[Items from a data source]

*-*-*

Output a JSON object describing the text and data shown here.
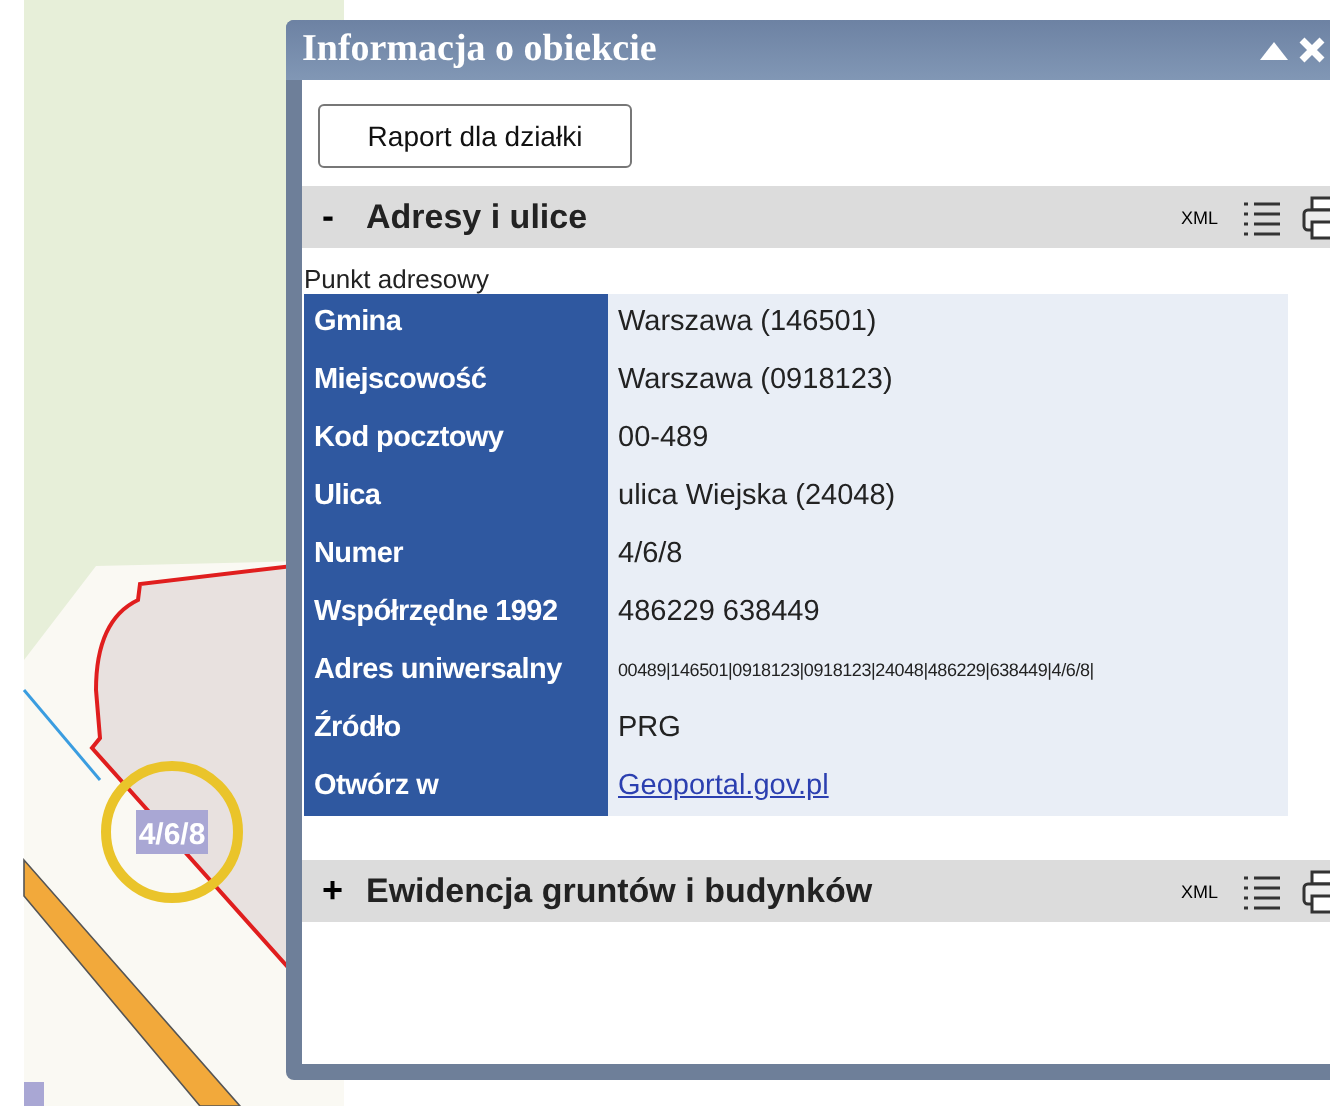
{
  "map": {
    "parcel_label": "4/6/8"
  },
  "window": {
    "title": "Informacja o obiekcie"
  },
  "report_button": "Raport dla działki",
  "sections": [
    {
      "toggle": "-",
      "title": "Adresy i ulice",
      "xml": "XML",
      "subtitle": "Punkt adresowy",
      "rows": [
        {
          "label": "Gmina",
          "value": "Warszawa (146501)",
          "kind": "text"
        },
        {
          "label": "Miejscowość",
          "value": "Warszawa (0918123)",
          "kind": "text"
        },
        {
          "label": "Kod pocztowy",
          "value": "00-489",
          "kind": "text"
        },
        {
          "label": "Ulica",
          "value": "ulica Wiejska (24048)",
          "kind": "text"
        },
        {
          "label": "Numer",
          "value": "4/6/8",
          "kind": "text"
        },
        {
          "label": "Współrzędne 1992",
          "value": "486229 638449",
          "kind": "text"
        },
        {
          "label": "Adres uniwersalny",
          "value": "00489|146501|0918123|0918123|24048|486229|638449|4/6/8|",
          "kind": "small"
        },
        {
          "label": "Źródło",
          "value": "PRG",
          "kind": "text"
        },
        {
          "label": "Otwórz w",
          "value": "Geoportal.gov.pl",
          "kind": "link"
        }
      ]
    },
    {
      "toggle": "+",
      "title": "Ewidencja gruntów i budynków",
      "xml": "XML"
    }
  ]
}
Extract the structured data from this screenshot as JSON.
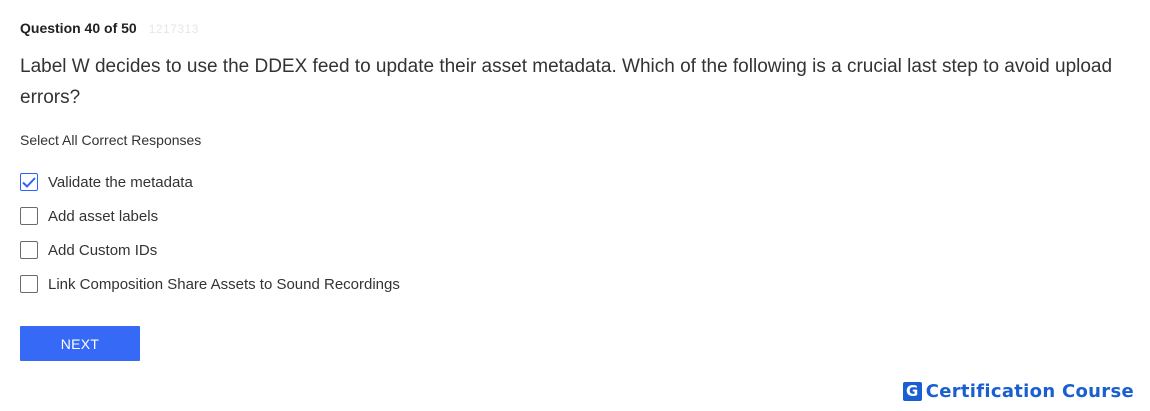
{
  "question": {
    "counter": "Question 40 of 50",
    "id": "1217313",
    "text": "Label W decides to use the DDEX feed to update their asset metadata. Which of the following is a crucial last step to avoid upload errors?",
    "instruction": "Select All Correct Responses"
  },
  "options": [
    {
      "label": "Validate the metadata",
      "checked": true
    },
    {
      "label": "Add asset labels",
      "checked": false
    },
    {
      "label": "Add Custom IDs",
      "checked": false
    },
    {
      "label": "Link Composition Share Assets to Sound Recordings",
      "checked": false
    }
  ],
  "actions": {
    "next_label": "NEXT"
  },
  "brand": {
    "logo_letter": "G",
    "name": "Certification Course"
  },
  "colors": {
    "accent": "#3669f5",
    "brand": "#1a5fd1"
  },
  "icons": {
    "checkmark": "check-icon",
    "logo": "g-logo-icon"
  }
}
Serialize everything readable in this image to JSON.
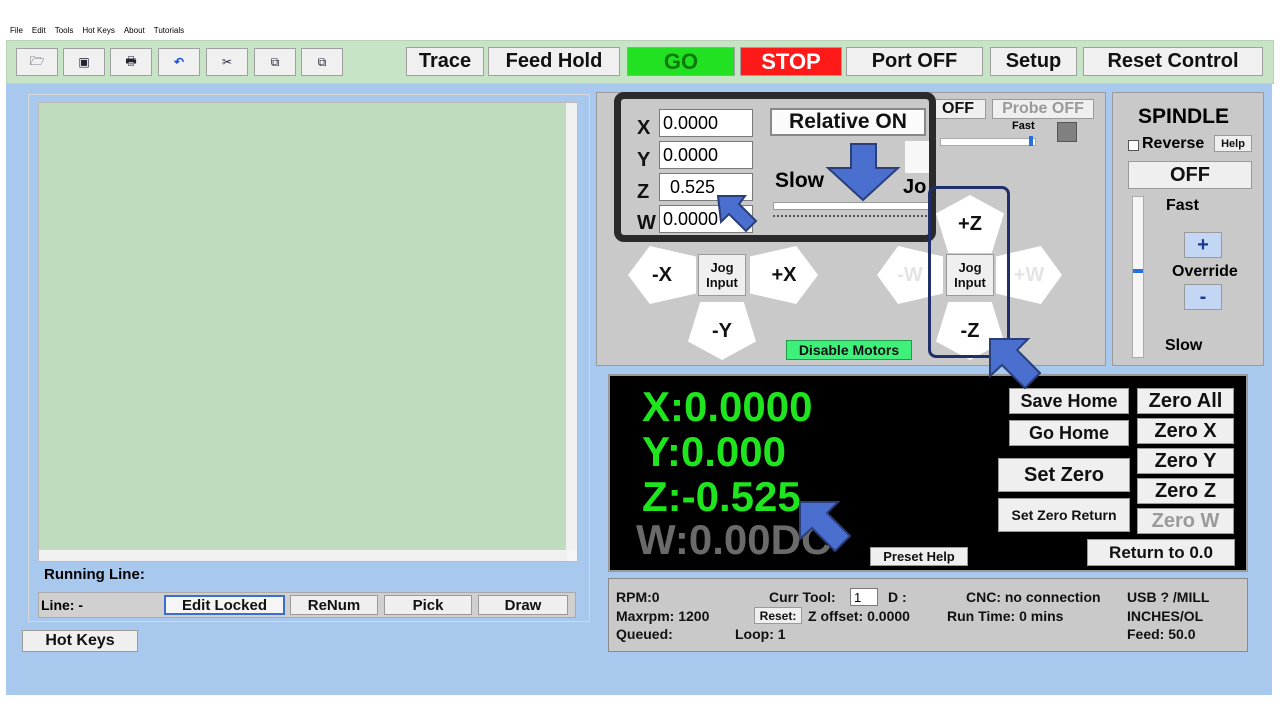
{
  "menu": [
    "File",
    "Edit",
    "Tools",
    "Hot Keys",
    "About",
    "Tutorials"
  ],
  "toolbar": {
    "icons": [
      "open-folder-icon",
      "save-icon",
      "print-icon",
      "undo-icon",
      "cut-icon",
      "copy-icon",
      "paste-icon"
    ],
    "icon_glyphs": [
      "🗁",
      "▣",
      "🖶",
      "↶",
      "✂",
      "⧉",
      "⧉"
    ],
    "trace": "Trace",
    "feed_hold": "Feed Hold",
    "go": "GO",
    "stop": "STOP",
    "port": "Port OFF",
    "setup": "Setup",
    "reset_control": "Reset Control"
  },
  "colors": {
    "go_bg": "#22e022",
    "go_text": "#0a7a0a",
    "stop_bg": "#ff1a1a",
    "stop_text": "#ffffff",
    "dro_green": "#1ee51e",
    "disable_motors": "#3ff07a",
    "arrow_blue": "#4a6fce"
  },
  "editor": {
    "running_line_label": "Running Line:",
    "line_label": "Line: -",
    "edit_locked": "Edit Locked",
    "renum": "ReNum",
    "pick": "Pick",
    "draw": "Draw"
  },
  "hot_keys": "Hot Keys",
  "jog": {
    "x_label": "X",
    "y_label": "Y",
    "z_label": "Z",
    "w_label": "W",
    "x_value": "0.0000",
    "y_value": "0.0000",
    "z_value": "0.525",
    "w_value": "0.0000",
    "relative": "Relative ON",
    "slow": "Slow",
    "jog_partial": "Jo",
    "fast": "Fast",
    "off_partial": "OFF",
    "probe": "Probe OFF",
    "minus_x": "-X",
    "plus_x": "+X",
    "minus_y": "-Y",
    "plus_z": "+Z",
    "minus_z": "-Z",
    "minus_w": "-W",
    "plus_w": "+W",
    "jog_input_1": "Jog",
    "jog_input_2": "Input",
    "disable_motors": "Disable Motors"
  },
  "spindle": {
    "title": "SPINDLE",
    "reverse": "Reverse",
    "help": "Help",
    "state": "OFF",
    "fast": "Fast",
    "plus": "+",
    "override": "Override",
    "minus": "-",
    "slow": "Slow"
  },
  "dro": {
    "x": "X:0.0000",
    "y": "Y:0.000",
    "z": "Z:-0.525",
    "w": "W:0.00DC",
    "save_home": "Save Home",
    "go_home": "Go Home",
    "set_zero": "Set Zero",
    "set_zero_return": "Set Zero Return",
    "zero_all": "Zero All",
    "zero_x": "Zero X",
    "zero_y": "Zero Y",
    "zero_z": "Zero Z",
    "zero_w": "Zero W",
    "preset_help": "Preset Help",
    "return_to": "Return to 0.0"
  },
  "status": {
    "rpm": "RPM:0",
    "maxrpm": "Maxrpm: 1200",
    "queued": "Queued:",
    "curr_tool_label": "Curr Tool:",
    "curr_tool_value": "1",
    "d_label": "D :",
    "reset": "Reset:",
    "z_offset": "Z offset: 0.0000",
    "loop": "Loop: 1",
    "cnc": "CNC: no connection",
    "run_time": "Run Time: 0 mins",
    "usb": "USB ? /MILL",
    "units": "INCHES/OL",
    "feed": "Feed: 50.0"
  }
}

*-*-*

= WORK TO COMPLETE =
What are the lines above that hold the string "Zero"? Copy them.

= ANSWER TO THIS PROBLEM =
    "set_zero": "Set Zero",
    "set_zero_return": "Set Zero Return",
    "zero_all": "Zero All",
    "zero_x": "Zero X",
    "zero_y": "Zero Y",
    "zero_z": "Zero Z",
    "zero_w": "Zero W",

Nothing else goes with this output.